  • In the files-patch.yml (like the example above shows)
  • In a Kubernetes secret for the Spinnaker namespace
  • In a bucket
  • In Vault

For the first option, the gke-kubeconfig file is then added into the files-patch.yml like this:

gke-kubeconfig: |
  apiVersion: v1
    - cluster:
        certificate-authority-data: LS0tLSSTUFFo=
      name: gke_cloud-armory_us-central1-c_spinnaker-cluster

For the third option, the gke-kubeconfig file is copied to a bucket. Then the config-patch.yml references the location of that file for the kubeconfig file key like this:

kubeconfigFile: encryptedFile:gcs!b:bucketname!f:secrets/kubeconfig-gke

Install Kustomize (optional)

You can do a kubectl -k to deploy Kustomize templates, but what may be more helpful is to install Kustomize so that you can build Kustomize and look at the YAML first.
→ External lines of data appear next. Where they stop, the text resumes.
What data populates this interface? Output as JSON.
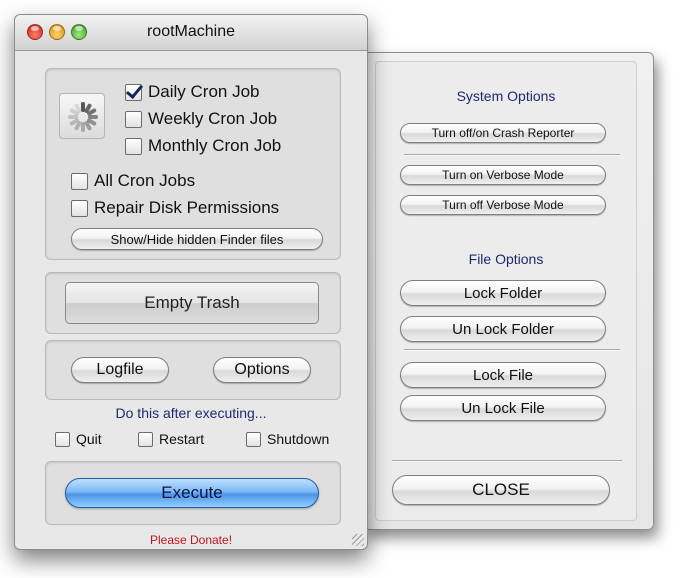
{
  "window": {
    "title": "rootMachine"
  },
  "cron": {
    "daily": {
      "label": "Daily Cron Job",
      "checked": true
    },
    "weekly": {
      "label": "Weekly Cron Job",
      "checked": false
    },
    "monthly": {
      "label": "Monthly Cron Job",
      "checked": false
    },
    "all": {
      "label": "All Cron Jobs",
      "checked": false
    },
    "repair": {
      "label": "Repair Disk Permissions",
      "checked": false
    },
    "finder_button": "Show/Hide hidden Finder files"
  },
  "actions": {
    "empty_trash": "Empty Trash",
    "logfile": "Logfile",
    "options": "Options",
    "after_text": "Do this after executing...",
    "quit": {
      "label": "Quit",
      "checked": false
    },
    "restart": {
      "label": "Restart",
      "checked": false
    },
    "shutdown": {
      "label": "Shutdown",
      "checked": false
    },
    "execute": "Execute",
    "donate": "Please Donate!"
  },
  "drawer": {
    "system_title": "System Options",
    "crash_reporter": "Turn off/on Crash Reporter",
    "verbose_on": "Turn on Verbose Mode",
    "verbose_off": "Turn off Verbose Mode",
    "file_title": "File Options",
    "lock_folder": "Lock Folder",
    "unlock_folder": "Un Lock Folder",
    "lock_file": "Lock File",
    "unlock_file": "Un Lock File",
    "close": "CLOSE"
  },
  "colors": {
    "accent_blue": "#4d93e6",
    "section_title": "#1e2a6e",
    "donate_red": "#c0151c"
  },
  "icons": {
    "spinner": "progress-spinner-icon",
    "checkmark": "checkmark-icon",
    "resize": "resize-grip-icon"
  }
}
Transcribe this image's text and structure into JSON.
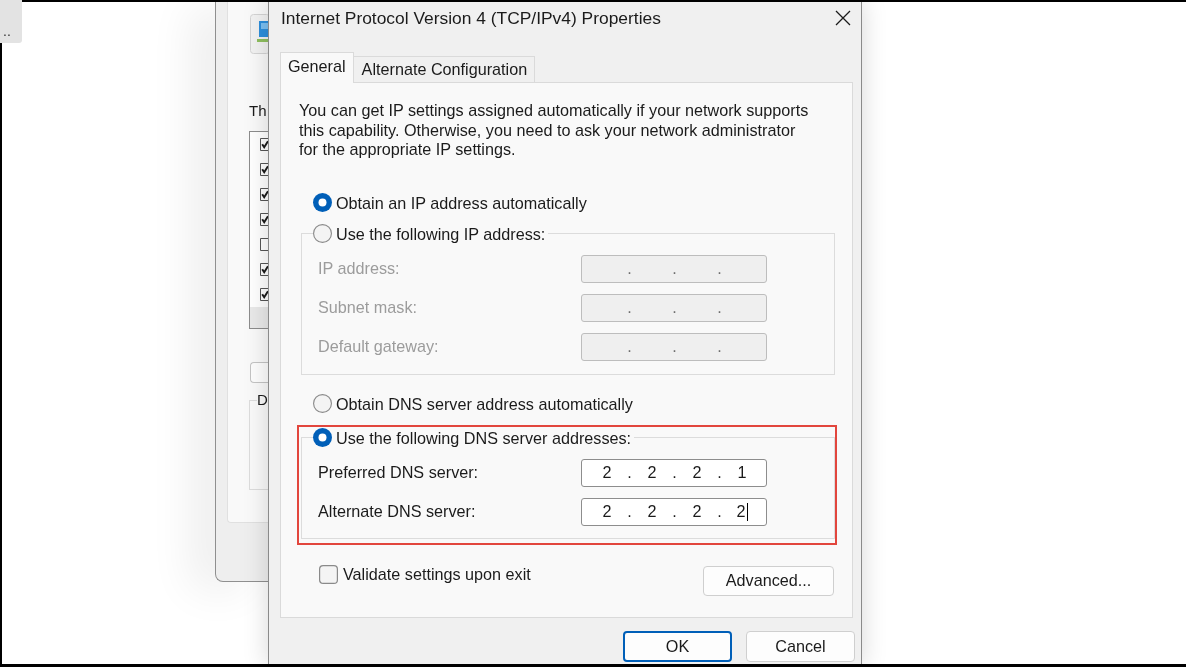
{
  "desktop_tile": {
    "label": ".."
  },
  "back_window": {
    "label": "Th",
    "components": [
      {
        "checked": true
      },
      {
        "checked": true
      },
      {
        "checked": true
      },
      {
        "checked": true
      },
      {
        "checked": false
      },
      {
        "checked": true
      },
      {
        "checked": true
      }
    ],
    "group_label": "D"
  },
  "dialog": {
    "title": "Internet Protocol Version 4 (TCP/IPv4) Properties",
    "tabs": [
      {
        "label": "General",
        "selected": true
      },
      {
        "label": "Alternate Configuration",
        "selected": false
      }
    ],
    "description": "You can get IP settings assigned automatically if your network supports this capability. Otherwise, you need to ask your network administrator for the appropriate IP settings.",
    "ip_options": [
      {
        "label": "Obtain an IP address automatically",
        "selected": true
      },
      {
        "label": "Use the following IP address:",
        "selected": false
      }
    ],
    "ip_fields": [
      {
        "label": "IP address:",
        "disabled": true,
        "focused": false
      },
      {
        "label": "Subnet mask:",
        "disabled": true,
        "focused": false
      },
      {
        "label": "Default gateway:",
        "disabled": true,
        "focused": false
      }
    ],
    "dns_options": [
      {
        "label": "Obtain DNS server address automatically",
        "selected": false
      },
      {
        "label": "Use the following DNS server addresses:",
        "selected": true
      }
    ],
    "dns_highlighted": true,
    "dns_fields": [
      {
        "label": "Preferred DNS server:",
        "octets": [
          "2",
          "2",
          "2",
          "1"
        ],
        "disabled": false,
        "focused": false
      },
      {
        "label": "Alternate DNS server:",
        "octets": [
          "2",
          "2",
          "2",
          "2"
        ],
        "disabled": false,
        "focused": true
      }
    ],
    "octet_separator": ".",
    "validate_option": {
      "label": "Validate settings upon exit",
      "checked": false
    },
    "advanced_button": "Advanced...",
    "buttons": [
      {
        "label": "OK",
        "default": true
      },
      {
        "label": "Cancel",
        "default": false
      }
    ]
  }
}
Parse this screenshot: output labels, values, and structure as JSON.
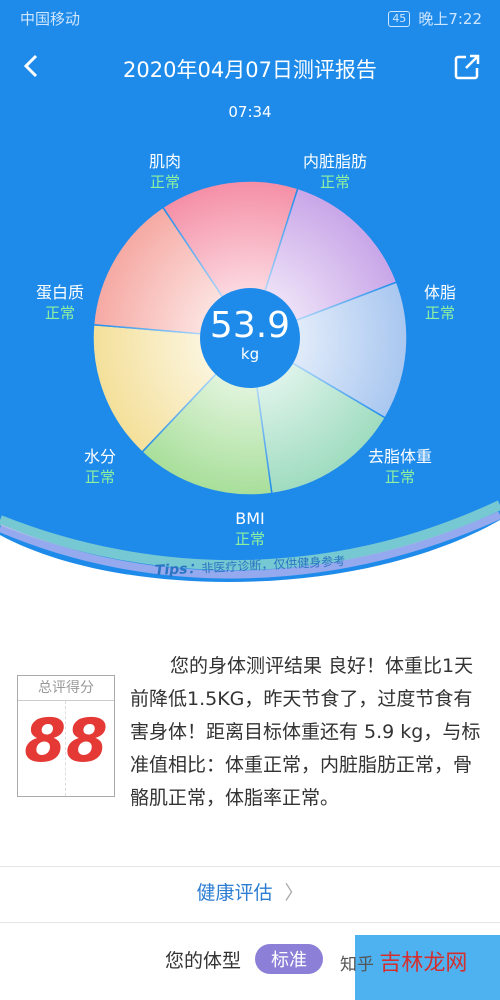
{
  "status": {
    "carrier": "中国移动",
    "battery": "45",
    "time": "晚上7:22"
  },
  "header": {
    "title": "2020年04月07日测评报告"
  },
  "report_time": "07:34",
  "center": {
    "value": "53.9",
    "unit": "kg"
  },
  "segments": [
    {
      "name": "肌肉",
      "status": "正常"
    },
    {
      "name": "内脏脂肪",
      "status": "正常"
    },
    {
      "name": "体脂",
      "status": "正常"
    },
    {
      "name": "去脂体重",
      "status": "正常"
    },
    {
      "name": "BMI",
      "status": "正常"
    },
    {
      "name": "水分",
      "status": "正常"
    },
    {
      "name": "蛋白质",
      "status": "正常"
    }
  ],
  "tips": {
    "label": "Tips：",
    "text": "非医疗诊断，仅供健身参考"
  },
  "score": {
    "label": "总评得分",
    "value": "88"
  },
  "description": "您的身体测评结果 良好！体重比1天前降低1.5KG，昨天节食了，过度节食有害身体！距离目标体重还有 5.9 kg，与标准值相比：体重正常，内脏脂肪正常，骨骼肌正常，体脂率正常。",
  "health_eval": "健康评估",
  "body_type": {
    "label": "您的体型",
    "value": "标准"
  },
  "watermark": {
    "a": "知乎",
    "b": "吉林龙网"
  },
  "colors": {
    "bg_blue": "#1E8BEA",
    "status_green": "#8EF0A0",
    "score_red": "#E53935",
    "pill": "#8B7FD8"
  }
}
Note that Kustomize is installed as part of kubectl.

curl -s "\
kubernetes-sigs/kustomize/master/hack/"  | bash
sudo mv kustomize /usr/local/bin/

Deploy Armory using Kustomize

kubectl create ns <spinnaker-namespace>
kustomize build deploy/spinnaker/kustomize | kubectl -n <spinnaker-namespace> apply -f -

Configure ingress

The SpinnakerService.yml file contains an expose section fthat defines how a LoadBalancer object will be setup to publicly expose Deck and Gate. See spec.expose for details.

Configure authentication

To enable basic form authentication in Armory as in this KB article, you need to understand how your kustomization.yml file is configured. If you have the profiles-patch.yml, you are telling Kustomize to overwrite the profiles section of the config with entries for each of the components (clouddriver, deck, gate, etc). So you can put all of the entries for those profile files into profiles-patch.yml.

Here is an example profiles-patch.yml with Kustomize turned on and basic form authentication configured.


kind: SpinnakerService
  name: spinnaker  # name doesn't matter since this is a patch
  # spec.spinnakerConfig - This section is how to specify configuration spinnaker
    # spec.spinnakerConfig.profiles - This section contains the YAML of each service's profile
      clouddriver: {} # is the contents of ~/.hal/default/profiles/clouddriver.yml
      # deck has a special key "settings-local.js" for the contents of settings-local.js
        # settings-local.js - contents of ~/.hal/default/profiles/settings-local.js
        # Use the | YAML symbol to indicate a block-style multiline string
        settings-local.js: |
          window.spinnakerSettings.feature.kustomizeEnabled = true;
          window.spinnakerSettings.feature.artifactsRewrite = true;
          window.spinnakerSettings.authEnabled = true;
      echo: {}    # is the contents of ~/.hal/default/profiles/echo.yml
      fiat: {}    # is the contents of ~/.hal/default/profiles/fiat.yml
      front50: {} # is the contents of ~/.hal/default/profiles/front50.yml
            enabled: true
            name: spin
            password: spin4u99
      igor: {}    # is the contents of ~/.hal/default/profiles/igor.yml
      kayenta: {} # is the contents of ~/.hal/default/profiles/kayenta.yml
      orca: {}    # is the contents of ~/.hal/default/profiles/orca.yml
      rosco: {}   # is the contents of ~/.hal/default/profiles/rosco.yml

Alternately, you can include a separate patch file for each component and then reference the component in the kustomization.yml file. See the Kustomize docs for details.

Configure Dinghy

Create a patch-dinghy.yml file with the following contents:

kind: SpinnakerService
  name: spinnaker
          enabled: true
          templateOrg: yourorg
          templateRepo: yourrepo
          githubToken: yourtoken
          dinghyFilename: dinghyfile
          autoLockPipelines: true
              enabled: false

Now add an entry to the end of kustomization.yml to include patch-dinghy.yml.

Other patch files

You can add additional patch files to turn on functionality. Examples are in the minnaker repository.

Set Up TLS:


Last modified October 12, 2020: add missing syntax (#254) (4cc9aea)